4) What do you teach students about foreign rights?
Our team of literary agents at Curtis Brown and C&W contribute very generously to our 3-and-6 month courses. On the London courses, the agents come in as guest speakers, partnering with publishers and/or with authors they represent. On the 3-and-month online courses the agents take part in special ‘Q&A days’ where they answer all the students’ questions online. Our agents will talk about foreign rights – and indeed other rights such as film and TV rights – when they speak to the students about how they work with their clients to make the work available in all possible forms and formats and to maximise all avenues of income for the client.
Foreign rights are a very big part of what we do at Curtis Brown and C&W, and many of our authors have their work available many languages across the world. Having said all that, the most important way we work with our students is in helping them to write their novels as well as they possibly can. Foreign rights won’t feature in their lives at all unless they write a really great novel – and it’s our mission to help them to do that.
5) What do literary agents look for in a client, especially ones writing their first books?
Agents want to find great novels – it’s as simple as that. We have a big team of agents here, all of whom have different interests and tastes – but I think they’d all agree that they want to find great stories and writing that really leaps off the page. Obviously it’s great if a writer also has a professional attitude, is open to working editorially on their novel to get it as good as it can possibly be, and is intending to go on to write more compelling novels (not just one). And yes, the agent/author relationship is a close and potentially long-lived one so it’s important that each likes and respects the other. But really the most important thing is the book.
6) What do you look forward to most as the course progresses?
I love getting to know the students (and their work) individually and collectively, and seeing how the groups of 15 shape up and bond with each other. Even as I’m typing this, now, I can hear laughter coming from the board room – it’s our current 6-Month London-based course, with tutor Louise Wener. They’re getting toward the end of their course now so they all know each other and each other’s writing really well. I’m certain that all or most of them will go on meeting up and giving each other support with their novels long after the course has finished. This camaraderie happens in our 3 and 6 month online courses too – and even on the 6-week Starting to Write Your Novel courses we’re seeing writers bonding and forming little groups and keeping in touch. Yes, I do think that’s what I like best.

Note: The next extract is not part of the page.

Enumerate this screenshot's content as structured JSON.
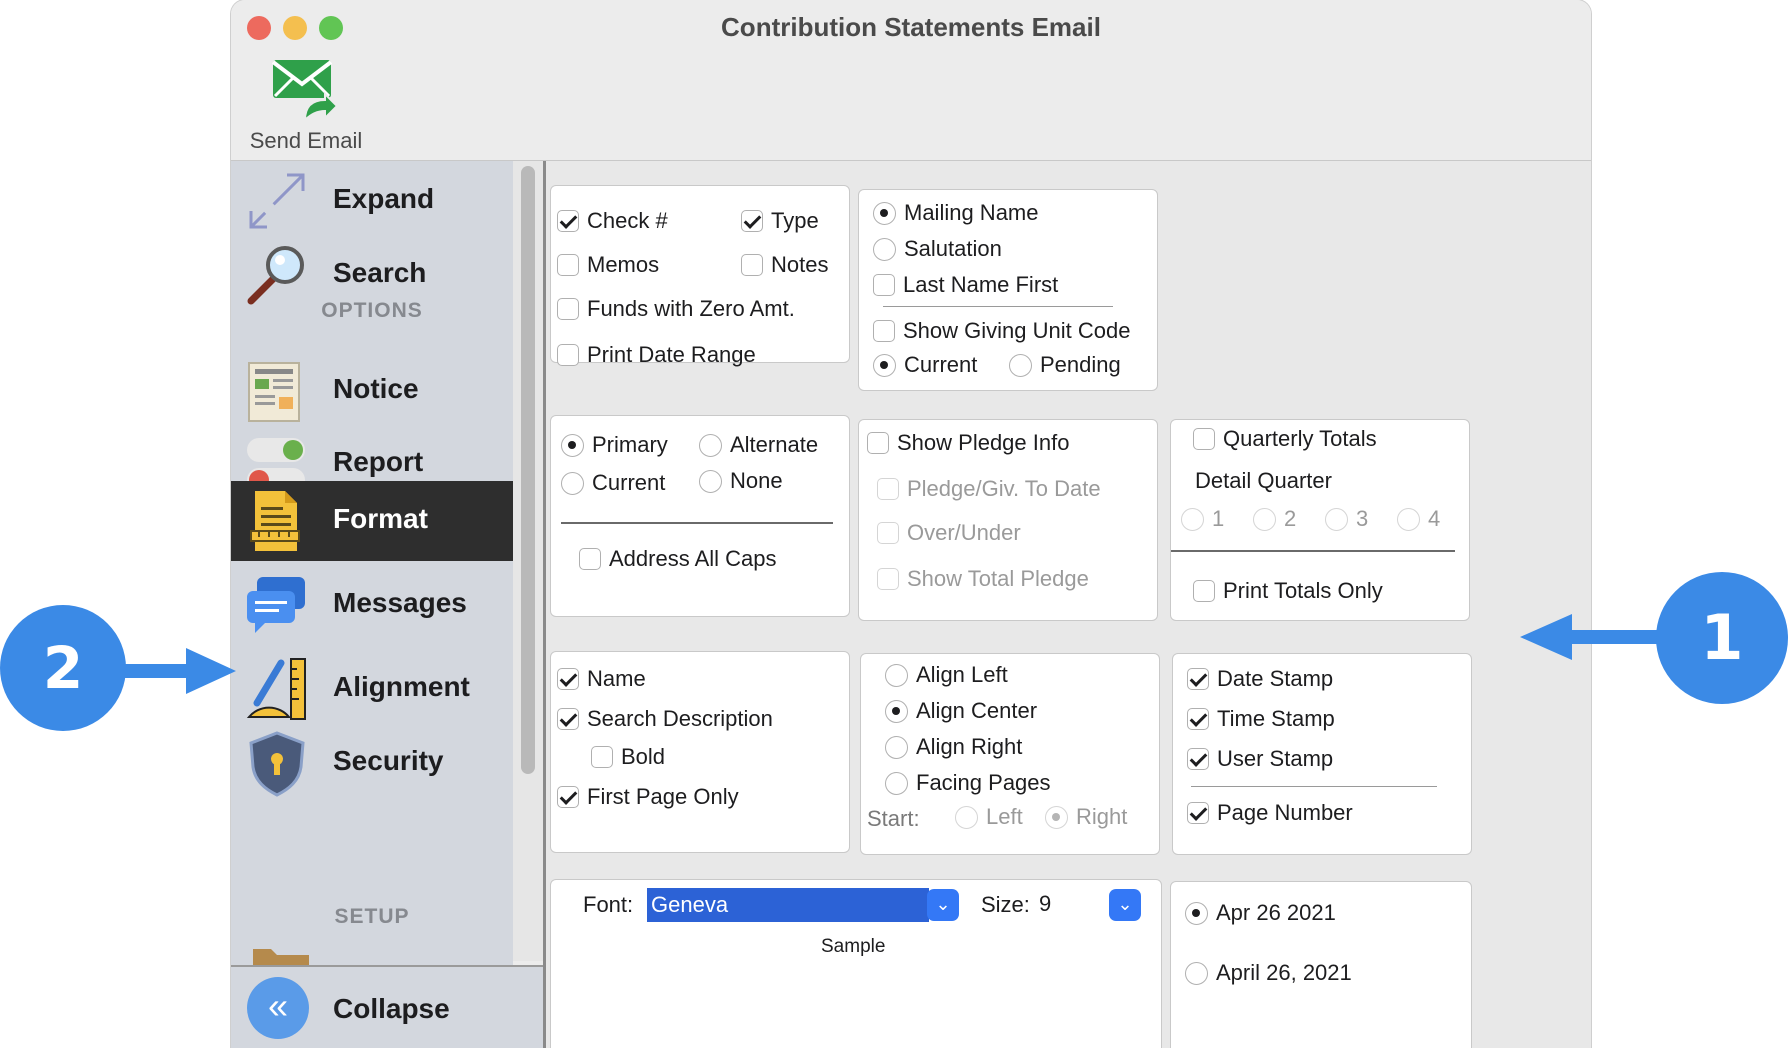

Writing is something you do alone, but it doesn’t need to be lonely.
Check out Curtis Brown Creative’s site for more information on all of their courses.
Anna is the founder and Director of the Curtis Brown Creative writing school. She is the author of five novels, published around the world in 20 languages: The Dinner, Melting, Cheet, The Shoe Queen and, most recently, The Jewel Box. She is currently working on her sixth. Anna has worked for Curtis Brown for more than a decade as a literary agent and has served on the management committee of the Association of Authors’ Agents. Previously she was a lecturer on Manchester University’s MA in Novel-Writing, and has also led many other writing workshops for organisations such as the Cheltenham Literary Festival and Ty Newydd. A former Guardian columnist, Anna has been the recipient of the Arts Council of England’s Clarissa Luard Award (2001) and an h.Club 100 award – presented to the most influential, innovative and interesting people in the creative and media industries.